Following the surprising yet convincing win for the Conservative party in the UK general election on May 7th, Prime Minister David Cameron has been appointing his new Government. This involves both appointing leaders for departments – “Secretaries of State” - and those working with these secretaries to appoint ministers in their department.
One such ministerial appointment is that Ben Gummer, MP for Ipswich, has been appointed as a “junior health minister”. His appointment has led to criticism from many because he is openly pro-life, having stated previously that he is “personally and principally opposed to abortion.” So, my challenge to such criticism is this; why are openly pro-choice MPs allowed to serve in the Department of Health, but openly pro-life MPs not?
Quite simply, this is fundamental hypocrisy. There’s no other way to describe it! Frank Dobson, Secretary of State for Health from 1997 until 1999 openly stated that he thought that it should be “easier to get an early abortion.” Alan Milburn, who held the same position from 1999-2003 made the abortifacient morning after pill available over the counter, which was not put to a vote in parliament. Alan Johnson, Secretary from 2007-2009 said that “as an individual,” he did not want to see the law changed. Where was the outcry over these politicians?
The British Pregnancy and Advisory Service (BPAS), the UK’s biggest abortion provider, states that Gummer’s views “do not reflect the views of the electorate,” correctly citing that there were a number of attempts to “introduce fresh restrictions on abortion” in the last Parliament. However, BPAS' statements from Clare Murphy (pictured below) are entirely misleading in my opinion. Like it or not (and I don't), the Conservative Party won this election outright. The electorate clearly voted that they should form a new government without the need of support from any other party. Yes, they were in power in said last Parliament but that was part of a coalition where they didn’t have such a majority. They relied on help from other parties to pass any laws.
So, there have been openly pro-choice MPs serving in the Department of Health and passing laws without a vote, which nobody complained about. One openly pro-life MP is heavily criticised for taking up such a role and asked to denounce his pro-life stance. Pro-choice organisations wrongly state that the electorate do not support such a stance.

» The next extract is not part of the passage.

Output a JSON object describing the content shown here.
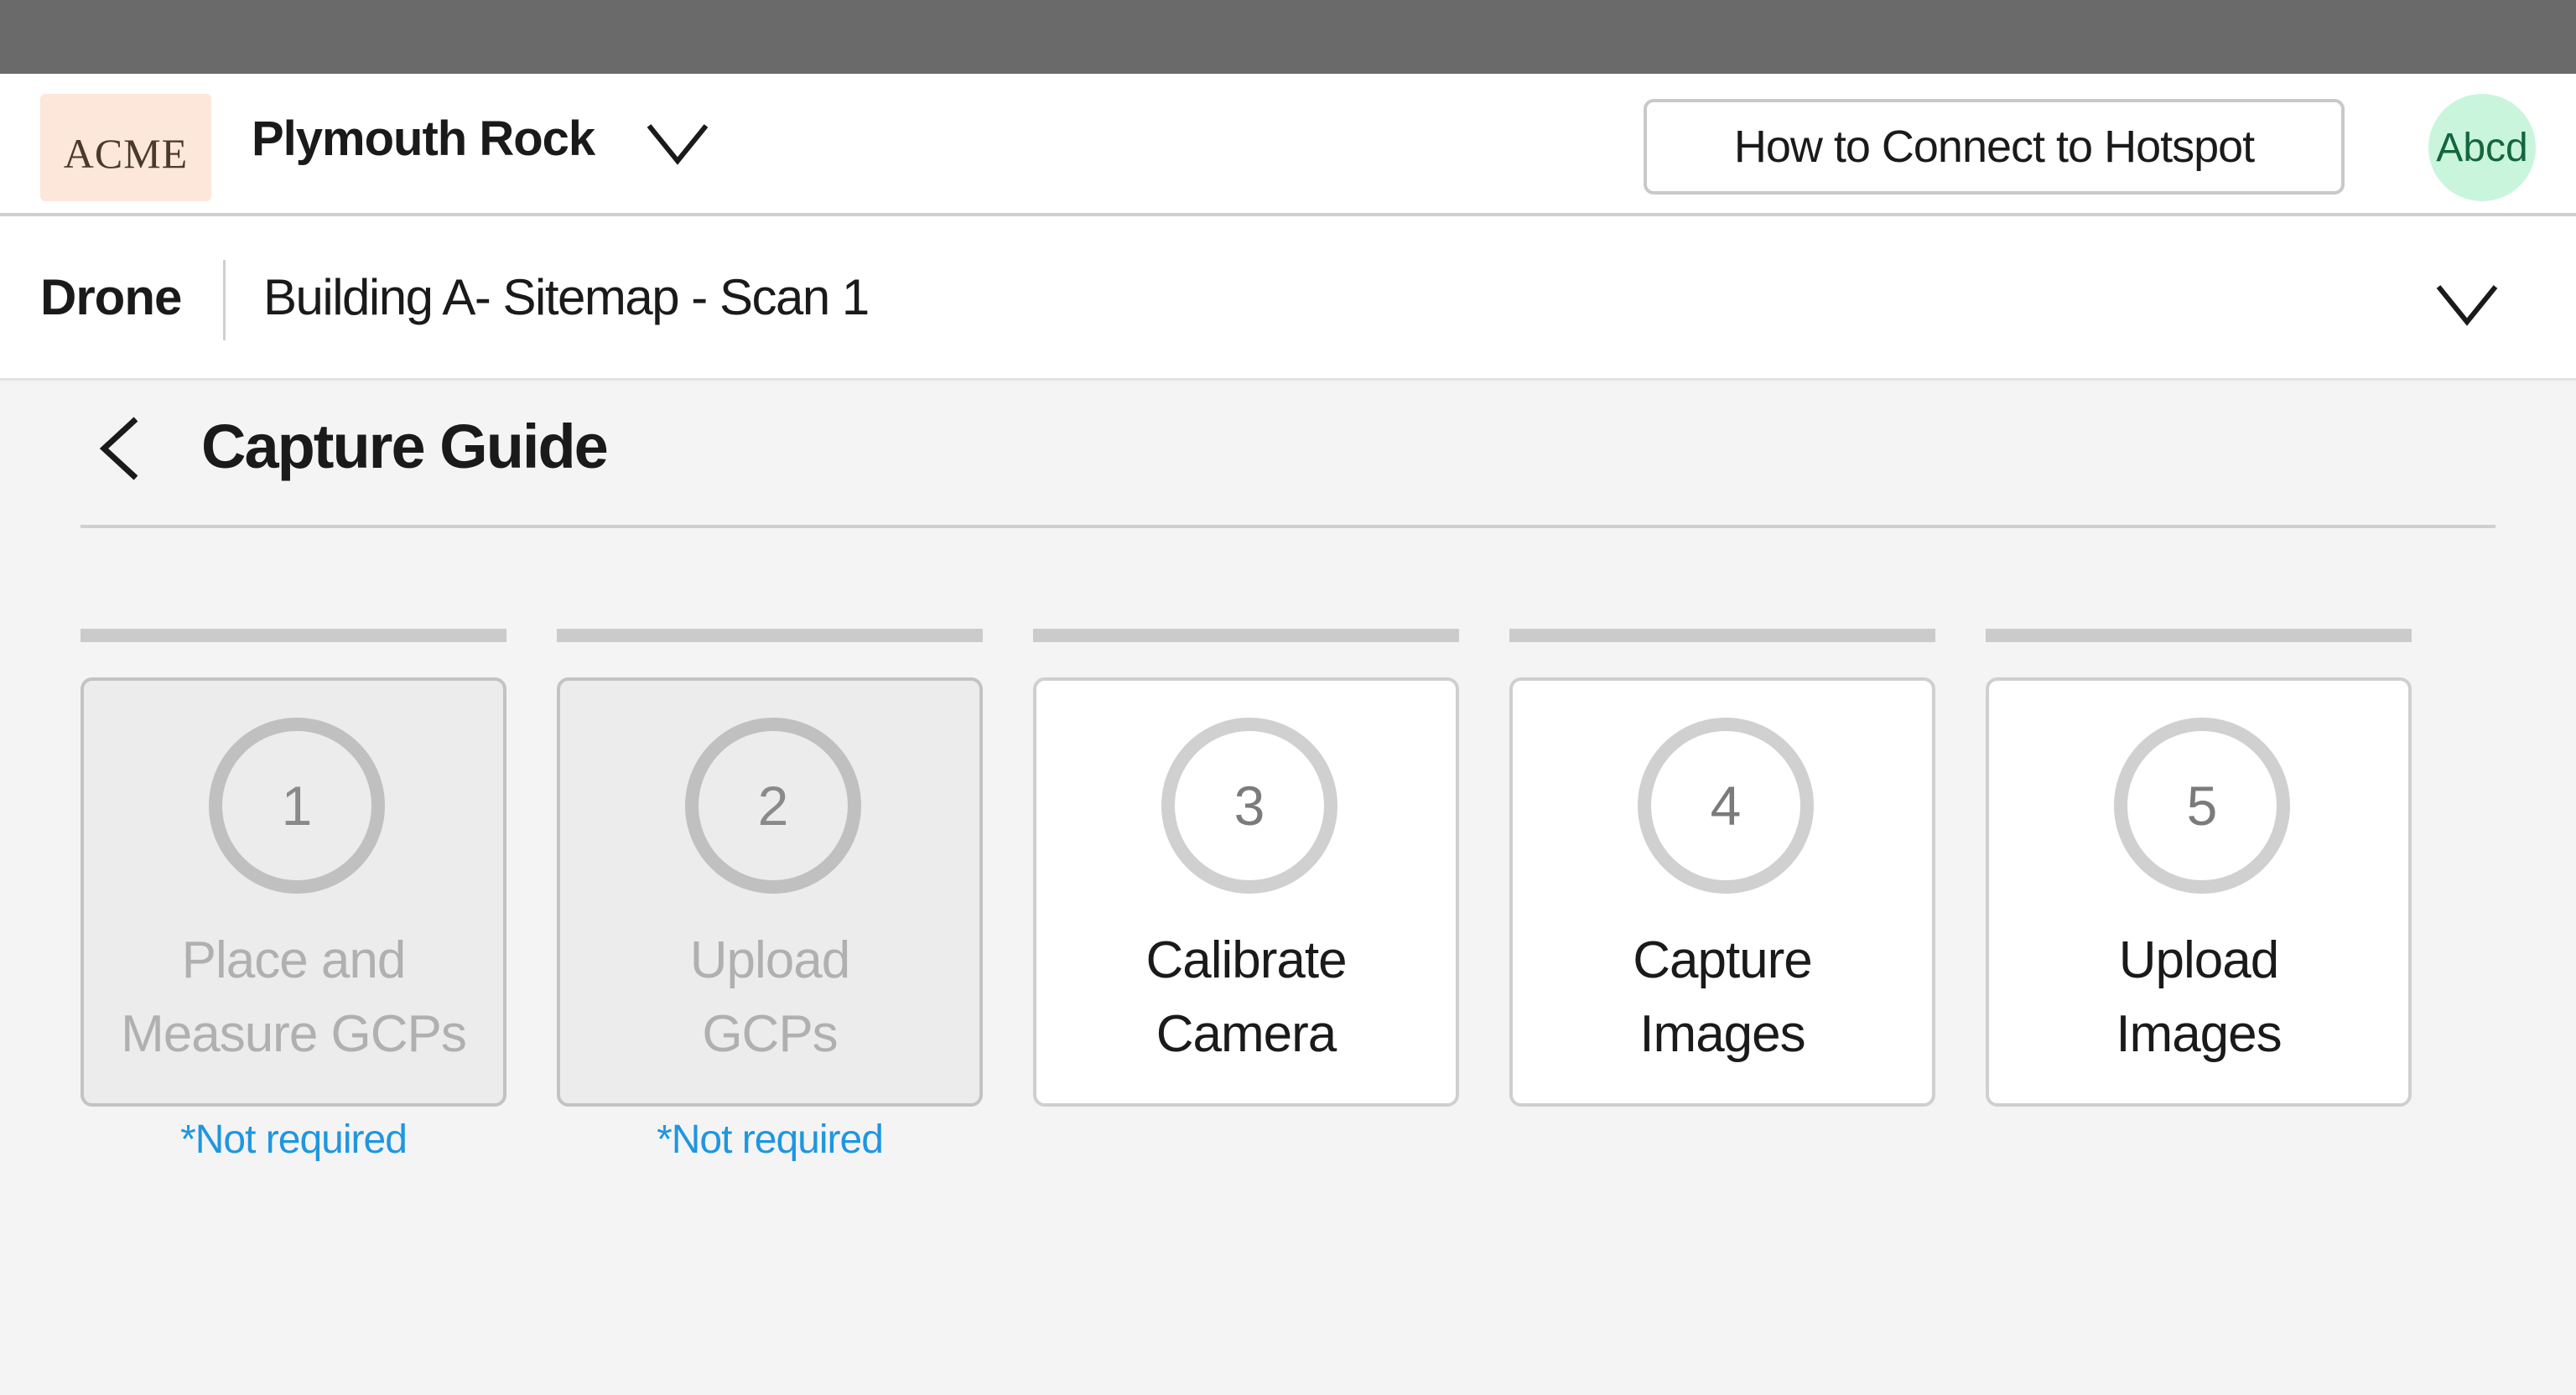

How can pro-choice abortion providers justify this pressure on Mr Gummer?
How can large sections of the UK media justify their one sided coverage on this issue?
Quite simply, they can’t.